(Collected data entries)
########
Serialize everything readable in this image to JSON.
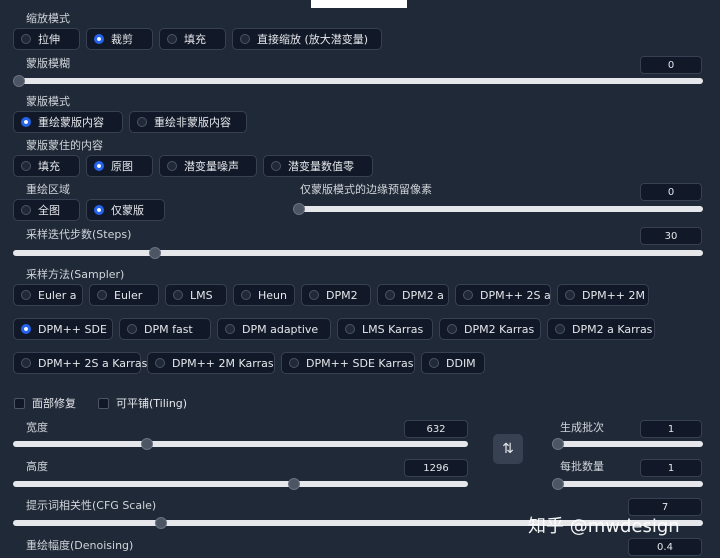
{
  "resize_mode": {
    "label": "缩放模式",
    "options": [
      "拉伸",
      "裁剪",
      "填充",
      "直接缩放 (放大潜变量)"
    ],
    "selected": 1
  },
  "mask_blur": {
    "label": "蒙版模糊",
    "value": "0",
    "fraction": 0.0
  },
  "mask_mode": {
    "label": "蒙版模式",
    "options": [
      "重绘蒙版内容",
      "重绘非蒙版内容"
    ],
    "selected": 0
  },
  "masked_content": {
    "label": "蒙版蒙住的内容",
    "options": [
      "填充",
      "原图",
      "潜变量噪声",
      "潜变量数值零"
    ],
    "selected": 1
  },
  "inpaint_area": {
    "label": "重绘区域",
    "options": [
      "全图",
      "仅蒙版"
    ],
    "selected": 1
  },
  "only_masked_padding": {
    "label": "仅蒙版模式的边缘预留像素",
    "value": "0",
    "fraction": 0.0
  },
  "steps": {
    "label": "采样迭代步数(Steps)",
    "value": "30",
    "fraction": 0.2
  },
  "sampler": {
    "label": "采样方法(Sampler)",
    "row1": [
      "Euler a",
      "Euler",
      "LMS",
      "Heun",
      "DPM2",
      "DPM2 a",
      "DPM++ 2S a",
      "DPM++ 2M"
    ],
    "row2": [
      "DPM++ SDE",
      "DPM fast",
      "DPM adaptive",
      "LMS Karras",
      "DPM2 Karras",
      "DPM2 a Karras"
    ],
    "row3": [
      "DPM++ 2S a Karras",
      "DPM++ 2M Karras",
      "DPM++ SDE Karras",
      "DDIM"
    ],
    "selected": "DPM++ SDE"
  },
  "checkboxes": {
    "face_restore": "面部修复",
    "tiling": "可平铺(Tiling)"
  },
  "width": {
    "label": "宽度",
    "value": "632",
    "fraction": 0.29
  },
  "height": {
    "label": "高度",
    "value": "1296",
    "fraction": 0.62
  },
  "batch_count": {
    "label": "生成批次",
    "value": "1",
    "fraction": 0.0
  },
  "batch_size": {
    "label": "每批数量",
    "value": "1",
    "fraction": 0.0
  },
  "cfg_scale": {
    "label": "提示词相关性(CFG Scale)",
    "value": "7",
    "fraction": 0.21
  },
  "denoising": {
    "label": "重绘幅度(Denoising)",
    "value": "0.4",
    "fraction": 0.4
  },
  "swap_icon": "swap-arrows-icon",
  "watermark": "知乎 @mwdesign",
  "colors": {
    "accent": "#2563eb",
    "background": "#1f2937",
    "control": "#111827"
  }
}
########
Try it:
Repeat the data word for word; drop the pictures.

Worked solution:
Serialize everything readable in this image to JSON.
{
  "resize_mode": {
    "label": "缩放模式",
    "options": [
      "拉伸",
      "裁剪",
      "填充",
      "直接缩放 (放大潜变量)"
    ],
    "selected": 1
  },
  "mask_blur": {
    "label": "蒙版模糊",
    "value": "0",
    "fraction": 0.0
  },
  "mask_mode": {
    "label": "蒙版模式",
    "options": [
      "重绘蒙版内容",
      "重绘非蒙版内容"
    ],
    "selected": 0
  },
  "masked_content": {
    "label": "蒙版蒙住的内容",
    "options": [
      "填充",
      "原图",
      "潜变量噪声",
      "潜变量数值零"
    ],
    "selected": 1
  },
  "inpaint_area": {
    "label": "重绘区域",
    "options": [
      "全图",
      "仅蒙版"
    ],
    "selected": 1
  },
  "only_masked_padding": {
    "label": "仅蒙版模式的边缘预留像素",
    "value": "0",
    "fraction": 0.0
  },
  "steps": {
    "label": "采样迭代步数(Steps)",
    "value": "30",
    "fraction": 0.2
  },
  "sampler": {
    "label": "采样方法(Sampler)",
    "row1": [
      "Euler a",
      "Euler",
      "LMS",
      "Heun",
      "DPM2",
      "DPM2 a",
      "DPM++ 2S a",
      "DPM++ 2M"
    ],
    "row2": [
      "DPM++ SDE",
      "DPM fast",
      "DPM adaptive",
      "LMS Karras",
      "DPM2 Karras",
      "DPM2 a Karras"
    ],
    "row3": [
      "DPM++ 2S a Karras",
      "DPM++ 2M Karras",
      "DPM++ SDE Karras",
      "DDIM"
    ],
    "selected": "DPM++ SDE"
  },
  "checkboxes": {
    "face_restore": "面部修复",
    "tiling": "可平铺(Tiling)"
  },
  "width": {
    "label": "宽度",
    "value": "632",
    "fraction": 0.29
  },
  "height": {
    "label": "高度",
    "value": "1296",
    "fraction": 0.62
  },
  "batch_count": {
    "label": "生成批次",
    "value": "1",
    "fraction": 0.0
  },
  "batch_size": {
    "label": "每批数量",
    "value": "1",
    "fraction": 0.0
  },
  "cfg_scale": {
    "label": "提示词相关性(CFG Scale)",
    "value": "7",
    "fraction": 0.21
  },
  "denoising": {
    "label": "重绘幅度(Denoising)",
    "value": "0.4",
    "fraction": 0.4
  },
  "swap_icon": "swap-arrows-icon",
  "watermark": "知乎 @mwdesign",
  "colors": {
    "accent": "#2563eb",
    "background": "#1f2937",
    "control": "#111827"
  }
}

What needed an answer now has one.